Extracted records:
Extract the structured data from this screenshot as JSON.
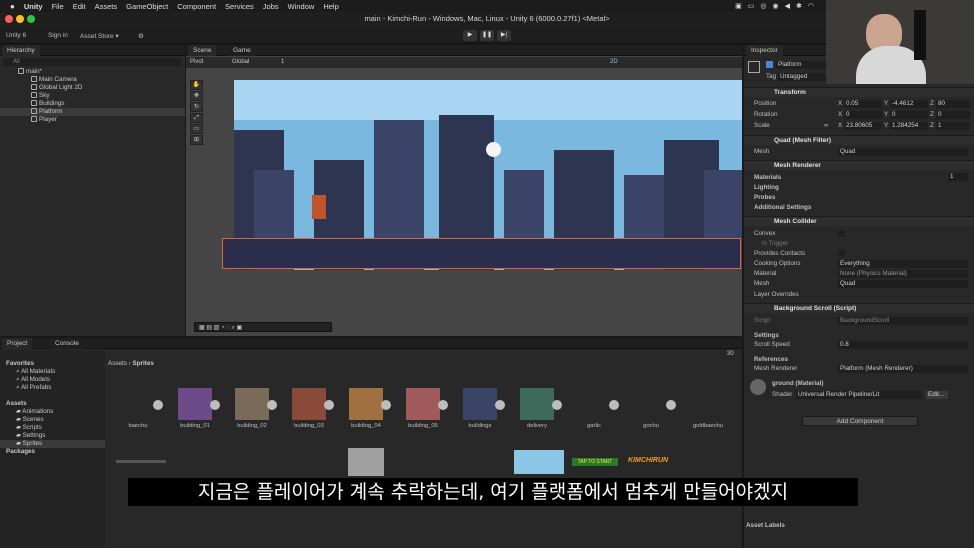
{
  "menubar": {
    "apple": "",
    "items": [
      "Unity",
      "File",
      "Edit",
      "Assets",
      "GameObject",
      "Component",
      "Services",
      "Jobs",
      "Window",
      "Help"
    ]
  },
  "window": {
    "title": "main - Kimchi-Run - Windows, Mac, Linux - Unity 6 (6000.0.27f1) <Metal>"
  },
  "toolbar": {
    "unity_label": "Unity 6",
    "sign_in": "Sign in",
    "asset_store": "Asset Store ▾"
  },
  "hierarchy": {
    "tab": "Hierarchy",
    "search_placeholder": "All",
    "scene": "main*",
    "items": [
      "Main Camera",
      "Global Light 2D",
      "Sky",
      "Buildings",
      "Platform",
      "Player"
    ]
  },
  "scene": {
    "tabs": [
      "Scene",
      "Game"
    ],
    "pivot": "Pivot",
    "global": "Global",
    "number": "1",
    "mode_2d": "2D"
  },
  "inspector": {
    "tab": "Inspector",
    "object_name": "Platform",
    "tag_label": "Tag",
    "tag_value": "Untagged",
    "transform": {
      "title": "Transform",
      "position_label": "Position",
      "position": [
        "0.05",
        "-4.4612",
        "80"
      ],
      "rotation_label": "Rotation",
      "rotation": [
        "0",
        "0",
        "0"
      ],
      "scale_label": "Scale",
      "scale": [
        "23.80605",
        "1.284254",
        "1"
      ]
    },
    "mesh_filter": {
      "title": "Quad (Mesh Filter)",
      "mesh_label": "Mesh",
      "mesh_value": "Quad"
    },
    "mesh_renderer": {
      "title": "Mesh Renderer",
      "materials": "Materials",
      "materials_count": "1",
      "lighting": "Lighting",
      "probes": "Probes",
      "additional": "Additional Settings"
    },
    "mesh_collider": {
      "title": "Mesh Collider",
      "convex": "Convex",
      "is_trigger": "Is Trigger",
      "contacts": "Provides Contacts",
      "cooking_label": "Cooking Options",
      "cooking_value": "Everything",
      "material_label": "Material",
      "material_value": "None (Physics Material)",
      "mesh_label": "Mesh",
      "mesh_value": "Quad",
      "overrides": "Layer Overrides"
    },
    "bg_scroll": {
      "title": "Background Scroll (Script)",
      "script_label": "Script",
      "script_value": "BackgroundScroll",
      "settings": "Settings",
      "speed_label": "Scroll Speed",
      "speed_value": "0.8",
      "references": "References",
      "renderer_label": "Mesh Renderer",
      "renderer_value": "Platform (Mesh Renderer)"
    },
    "material": {
      "title": "ground (Material)",
      "shader_label": "Shader",
      "shader_value": "Universal Render Pipeline/Lit",
      "edit": "Edit..."
    },
    "add_component": "Add Component",
    "asset_labels": "Asset Labels"
  },
  "project": {
    "tabs": [
      "Project",
      "Console"
    ],
    "breadcrumb_root": "Assets",
    "breadcrumb_current": "Sprites",
    "count": "30",
    "favorites": "Favorites",
    "fav_items": [
      "All Materials",
      "All Models",
      "All Prefabs"
    ],
    "assets": "Assets",
    "folders": [
      "Animations",
      "Scenes",
      "Scripts",
      "Settings",
      "Sprites"
    ],
    "packages": "Packages",
    "sprites": [
      "baechu",
      "building_01",
      "building_02",
      "building_03",
      "building_04",
      "building_05",
      "buildings",
      "delivery",
      "garlic",
      "gochu",
      "goldbaechu"
    ],
    "thumb_text_1": "TAP TO START",
    "thumb_text_2": "KIMCHIRUN"
  },
  "subtitle": "지금은 플레이어가 계속 추락하는데, 여기 플랫폼에서 멈추게 만들어야겠지",
  "colors": {
    "accent": "#e8622a",
    "sky": "#7ab8e0",
    "selection": "#3a3a3a"
  }
}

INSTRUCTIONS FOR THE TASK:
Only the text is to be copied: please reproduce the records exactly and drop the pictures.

RESPONSE TO THIS EXERCISE:
Extract the structured data from this screenshot as JSON.
{
  "menubar": {
    "apple": "",
    "items": [
      "Unity",
      "File",
      "Edit",
      "Assets",
      "GameObject",
      "Component",
      "Services",
      "Jobs",
      "Window",
      "Help"
    ]
  },
  "window": {
    "title": "main - Kimchi-Run - Windows, Mac, Linux - Unity 6 (6000.0.27f1) <Metal>"
  },
  "toolbar": {
    "unity_label": "Unity 6",
    "sign_in": "Sign in",
    "asset_store": "Asset Store ▾"
  },
  "hierarchy": {
    "tab": "Hierarchy",
    "search_placeholder": "All",
    "scene": "main*",
    "items": [
      "Main Camera",
      "Global Light 2D",
      "Sky",
      "Buildings",
      "Platform",
      "Player"
    ]
  },
  "scene": {
    "tabs": [
      "Scene",
      "Game"
    ],
    "pivot": "Pivot",
    "global": "Global",
    "number": "1",
    "mode_2d": "2D"
  },
  "inspector": {
    "tab": "Inspector",
    "object_name": "Platform",
    "tag_label": "Tag",
    "tag_value": "Untagged",
    "transform": {
      "title": "Transform",
      "position_label": "Position",
      "position": [
        "0.05",
        "-4.4612",
        "80"
      ],
      "rotation_label": "Rotation",
      "rotation": [
        "0",
        "0",
        "0"
      ],
      "scale_label": "Scale",
      "scale": [
        "23.80605",
        "1.284254",
        "1"
      ]
    },
    "mesh_filter": {
      "title": "Quad (Mesh Filter)",
      "mesh_label": "Mesh",
      "mesh_value": "Quad"
    },
    "mesh_renderer": {
      "title": "Mesh Renderer",
      "materials": "Materials",
      "materials_count": "1",
      "lighting": "Lighting",
      "probes": "Probes",
      "additional": "Additional Settings"
    },
    "mesh_collider": {
      "title": "Mesh Collider",
      "convex": "Convex",
      "is_trigger": "Is Trigger",
      "contacts": "Provides Contacts",
      "cooking_label": "Cooking Options",
      "cooking_value": "Everything",
      "material_label": "Material",
      "material_value": "None (Physics Material)",
      "mesh_label": "Mesh",
      "mesh_value": "Quad",
      "overrides": "Layer Overrides"
    },
    "bg_scroll": {
      "title": "Background Scroll (Script)",
      "script_label": "Script",
      "script_value": "BackgroundScroll",
      "settings": "Settings",
      "speed_label": "Scroll Speed",
      "speed_value": "0.8",
      "references": "References",
      "renderer_label": "Mesh Renderer",
      "renderer_value": "Platform (Mesh Renderer)"
    },
    "material": {
      "title": "ground (Material)",
      "shader_label": "Shader",
      "shader_value": "Universal Render Pipeline/Lit",
      "edit": "Edit..."
    },
    "add_component": "Add Component",
    "asset_labels": "Asset Labels"
  },
  "project": {
    "tabs": [
      "Project",
      "Console"
    ],
    "breadcrumb_root": "Assets",
    "breadcrumb_current": "Sprites",
    "count": "30",
    "favorites": "Favorites",
    "fav_items": [
      "All Materials",
      "All Models",
      "All Prefabs"
    ],
    "assets": "Assets",
    "folders": [
      "Animations",
      "Scenes",
      "Scripts",
      "Settings",
      "Sprites"
    ],
    "packages": "Packages",
    "sprites": [
      "baechu",
      "building_01",
      "building_02",
      "building_03",
      "building_04",
      "building_05",
      "buildings",
      "delivery",
      "garlic",
      "gochu",
      "goldbaechu"
    ],
    "thumb_text_1": "TAP TO START",
    "thumb_text_2": "KIMCHIRUN"
  },
  "subtitle": "지금은 플레이어가 계속 추락하는데, 여기 플랫폼에서 멈추게 만들어야겠지",
  "colors": {
    "accent": "#e8622a",
    "sky": "#7ab8e0",
    "selection": "#3a3a3a"
  }
}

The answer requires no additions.